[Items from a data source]

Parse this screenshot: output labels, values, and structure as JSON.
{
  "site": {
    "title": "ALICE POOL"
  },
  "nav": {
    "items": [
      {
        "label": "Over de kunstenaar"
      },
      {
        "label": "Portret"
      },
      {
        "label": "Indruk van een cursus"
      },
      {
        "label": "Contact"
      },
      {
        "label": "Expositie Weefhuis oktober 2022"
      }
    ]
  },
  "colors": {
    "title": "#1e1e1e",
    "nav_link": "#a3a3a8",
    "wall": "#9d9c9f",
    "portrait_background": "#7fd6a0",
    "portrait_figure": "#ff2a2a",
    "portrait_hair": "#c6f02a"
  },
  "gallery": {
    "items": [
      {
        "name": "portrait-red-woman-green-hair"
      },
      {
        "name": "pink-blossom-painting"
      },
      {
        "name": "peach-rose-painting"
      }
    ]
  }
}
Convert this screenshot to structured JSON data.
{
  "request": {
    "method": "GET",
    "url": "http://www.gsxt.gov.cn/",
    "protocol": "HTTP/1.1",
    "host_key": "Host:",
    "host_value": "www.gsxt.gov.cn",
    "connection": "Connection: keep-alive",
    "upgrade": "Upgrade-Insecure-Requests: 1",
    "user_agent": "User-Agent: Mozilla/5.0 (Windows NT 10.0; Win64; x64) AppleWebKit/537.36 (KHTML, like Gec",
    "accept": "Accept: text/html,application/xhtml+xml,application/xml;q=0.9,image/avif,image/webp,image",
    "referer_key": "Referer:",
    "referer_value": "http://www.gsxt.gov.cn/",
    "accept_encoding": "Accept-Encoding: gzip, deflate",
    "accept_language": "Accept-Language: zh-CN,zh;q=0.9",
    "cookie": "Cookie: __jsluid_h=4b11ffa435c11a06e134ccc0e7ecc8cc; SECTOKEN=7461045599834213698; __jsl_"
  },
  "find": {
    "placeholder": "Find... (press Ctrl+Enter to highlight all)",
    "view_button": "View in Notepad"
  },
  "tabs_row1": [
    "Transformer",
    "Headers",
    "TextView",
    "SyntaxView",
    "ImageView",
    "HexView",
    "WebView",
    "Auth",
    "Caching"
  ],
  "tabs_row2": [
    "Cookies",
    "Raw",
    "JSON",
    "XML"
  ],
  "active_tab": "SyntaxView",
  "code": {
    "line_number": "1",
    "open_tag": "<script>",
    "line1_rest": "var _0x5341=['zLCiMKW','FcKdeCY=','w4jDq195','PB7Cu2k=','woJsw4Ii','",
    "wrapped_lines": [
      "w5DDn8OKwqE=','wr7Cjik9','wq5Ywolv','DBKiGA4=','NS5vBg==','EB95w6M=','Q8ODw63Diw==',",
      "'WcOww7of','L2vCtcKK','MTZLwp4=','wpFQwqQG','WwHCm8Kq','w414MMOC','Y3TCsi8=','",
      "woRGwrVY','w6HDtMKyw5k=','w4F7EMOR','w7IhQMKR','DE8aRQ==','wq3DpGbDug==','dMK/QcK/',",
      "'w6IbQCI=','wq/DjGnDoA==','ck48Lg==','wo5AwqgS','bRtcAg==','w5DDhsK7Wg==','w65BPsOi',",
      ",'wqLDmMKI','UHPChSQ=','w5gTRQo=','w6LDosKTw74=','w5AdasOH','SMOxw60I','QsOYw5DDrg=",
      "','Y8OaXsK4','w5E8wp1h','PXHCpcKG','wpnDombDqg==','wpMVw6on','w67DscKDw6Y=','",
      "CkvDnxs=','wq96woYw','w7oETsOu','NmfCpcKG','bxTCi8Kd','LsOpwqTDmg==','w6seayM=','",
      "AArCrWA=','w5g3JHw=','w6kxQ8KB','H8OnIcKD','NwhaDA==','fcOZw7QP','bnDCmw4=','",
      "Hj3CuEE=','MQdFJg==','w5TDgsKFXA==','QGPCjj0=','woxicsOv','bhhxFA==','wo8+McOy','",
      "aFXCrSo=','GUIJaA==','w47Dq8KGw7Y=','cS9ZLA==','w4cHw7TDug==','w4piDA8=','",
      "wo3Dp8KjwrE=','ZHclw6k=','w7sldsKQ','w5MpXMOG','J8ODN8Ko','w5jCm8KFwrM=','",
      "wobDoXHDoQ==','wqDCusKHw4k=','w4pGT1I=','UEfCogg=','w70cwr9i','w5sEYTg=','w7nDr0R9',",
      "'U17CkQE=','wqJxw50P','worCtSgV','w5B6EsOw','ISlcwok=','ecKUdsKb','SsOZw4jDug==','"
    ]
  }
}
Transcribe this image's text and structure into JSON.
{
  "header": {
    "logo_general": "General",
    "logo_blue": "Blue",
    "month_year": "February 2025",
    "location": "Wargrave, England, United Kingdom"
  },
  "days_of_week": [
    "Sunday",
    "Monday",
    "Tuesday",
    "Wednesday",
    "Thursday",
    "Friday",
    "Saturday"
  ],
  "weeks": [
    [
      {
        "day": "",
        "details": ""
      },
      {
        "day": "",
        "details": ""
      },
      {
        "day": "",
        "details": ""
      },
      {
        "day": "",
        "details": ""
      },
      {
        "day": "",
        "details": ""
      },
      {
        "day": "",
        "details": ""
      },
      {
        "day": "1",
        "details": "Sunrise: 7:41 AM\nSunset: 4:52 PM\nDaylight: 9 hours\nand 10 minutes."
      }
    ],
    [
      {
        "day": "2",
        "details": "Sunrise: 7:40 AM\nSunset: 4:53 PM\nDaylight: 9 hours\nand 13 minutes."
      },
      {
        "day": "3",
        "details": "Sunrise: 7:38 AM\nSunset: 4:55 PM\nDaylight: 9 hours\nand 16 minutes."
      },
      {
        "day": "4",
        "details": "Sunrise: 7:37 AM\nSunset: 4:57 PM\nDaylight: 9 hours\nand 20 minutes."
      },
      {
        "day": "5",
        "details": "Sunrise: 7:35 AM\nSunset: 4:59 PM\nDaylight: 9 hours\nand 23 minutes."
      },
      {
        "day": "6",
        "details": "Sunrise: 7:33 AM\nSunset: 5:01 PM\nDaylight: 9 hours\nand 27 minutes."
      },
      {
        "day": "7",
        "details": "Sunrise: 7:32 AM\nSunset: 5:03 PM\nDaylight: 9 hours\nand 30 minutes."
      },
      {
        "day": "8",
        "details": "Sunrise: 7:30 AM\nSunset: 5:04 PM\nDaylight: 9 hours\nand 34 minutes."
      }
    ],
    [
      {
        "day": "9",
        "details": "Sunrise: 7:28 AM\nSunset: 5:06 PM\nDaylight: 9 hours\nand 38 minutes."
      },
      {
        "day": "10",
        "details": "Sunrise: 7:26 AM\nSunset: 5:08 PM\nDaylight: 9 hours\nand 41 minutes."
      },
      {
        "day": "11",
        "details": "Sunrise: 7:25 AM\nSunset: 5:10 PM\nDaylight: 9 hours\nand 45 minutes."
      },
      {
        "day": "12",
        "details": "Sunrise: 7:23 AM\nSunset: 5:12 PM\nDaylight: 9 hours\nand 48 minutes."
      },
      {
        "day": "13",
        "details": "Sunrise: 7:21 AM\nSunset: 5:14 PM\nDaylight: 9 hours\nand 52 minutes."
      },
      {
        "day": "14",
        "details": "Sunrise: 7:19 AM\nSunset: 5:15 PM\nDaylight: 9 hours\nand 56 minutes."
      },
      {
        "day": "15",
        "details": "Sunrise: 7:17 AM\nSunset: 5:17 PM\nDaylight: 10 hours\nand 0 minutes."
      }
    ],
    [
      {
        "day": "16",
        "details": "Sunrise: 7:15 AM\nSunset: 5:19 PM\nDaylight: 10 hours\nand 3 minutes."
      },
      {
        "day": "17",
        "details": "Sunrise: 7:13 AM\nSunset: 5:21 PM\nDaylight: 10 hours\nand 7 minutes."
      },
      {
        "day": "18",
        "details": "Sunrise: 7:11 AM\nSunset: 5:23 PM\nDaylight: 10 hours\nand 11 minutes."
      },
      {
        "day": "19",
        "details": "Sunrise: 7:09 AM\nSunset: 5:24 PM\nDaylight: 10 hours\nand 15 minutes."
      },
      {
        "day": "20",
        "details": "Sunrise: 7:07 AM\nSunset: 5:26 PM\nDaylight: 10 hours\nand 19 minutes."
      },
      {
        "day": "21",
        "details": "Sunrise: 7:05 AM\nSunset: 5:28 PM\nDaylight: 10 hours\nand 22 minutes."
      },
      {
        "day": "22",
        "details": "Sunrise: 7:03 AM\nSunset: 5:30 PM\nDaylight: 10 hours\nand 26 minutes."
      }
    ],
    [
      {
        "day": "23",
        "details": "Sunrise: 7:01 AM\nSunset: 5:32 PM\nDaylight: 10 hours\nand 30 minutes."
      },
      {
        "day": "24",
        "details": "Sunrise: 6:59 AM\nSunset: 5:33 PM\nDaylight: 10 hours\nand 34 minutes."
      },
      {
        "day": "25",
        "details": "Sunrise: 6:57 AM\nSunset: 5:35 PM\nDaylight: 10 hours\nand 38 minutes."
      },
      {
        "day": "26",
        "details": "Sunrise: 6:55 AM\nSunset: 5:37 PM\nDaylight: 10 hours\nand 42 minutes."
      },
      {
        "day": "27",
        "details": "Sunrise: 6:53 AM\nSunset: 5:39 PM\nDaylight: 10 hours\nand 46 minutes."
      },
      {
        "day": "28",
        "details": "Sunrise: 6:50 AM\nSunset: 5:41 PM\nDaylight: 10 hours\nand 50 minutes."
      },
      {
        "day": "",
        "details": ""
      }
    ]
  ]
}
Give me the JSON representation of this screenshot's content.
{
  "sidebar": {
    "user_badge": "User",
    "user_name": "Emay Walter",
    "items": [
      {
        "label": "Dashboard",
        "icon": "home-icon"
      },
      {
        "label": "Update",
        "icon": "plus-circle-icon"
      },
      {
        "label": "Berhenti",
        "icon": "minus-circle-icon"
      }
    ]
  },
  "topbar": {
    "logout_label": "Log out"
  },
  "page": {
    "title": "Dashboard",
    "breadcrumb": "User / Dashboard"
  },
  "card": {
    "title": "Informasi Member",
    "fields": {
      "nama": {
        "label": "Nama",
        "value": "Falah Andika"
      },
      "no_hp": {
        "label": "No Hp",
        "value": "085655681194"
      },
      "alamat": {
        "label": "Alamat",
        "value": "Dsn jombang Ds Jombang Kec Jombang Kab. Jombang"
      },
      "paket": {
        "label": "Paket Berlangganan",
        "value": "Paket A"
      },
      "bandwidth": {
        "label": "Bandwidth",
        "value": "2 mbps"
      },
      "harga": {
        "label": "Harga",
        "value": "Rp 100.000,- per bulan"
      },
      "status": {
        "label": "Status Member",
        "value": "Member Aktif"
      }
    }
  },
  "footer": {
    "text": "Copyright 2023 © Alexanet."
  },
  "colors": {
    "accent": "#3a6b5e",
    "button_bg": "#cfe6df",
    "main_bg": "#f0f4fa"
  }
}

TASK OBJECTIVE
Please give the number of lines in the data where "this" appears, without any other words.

THE ANSWER
4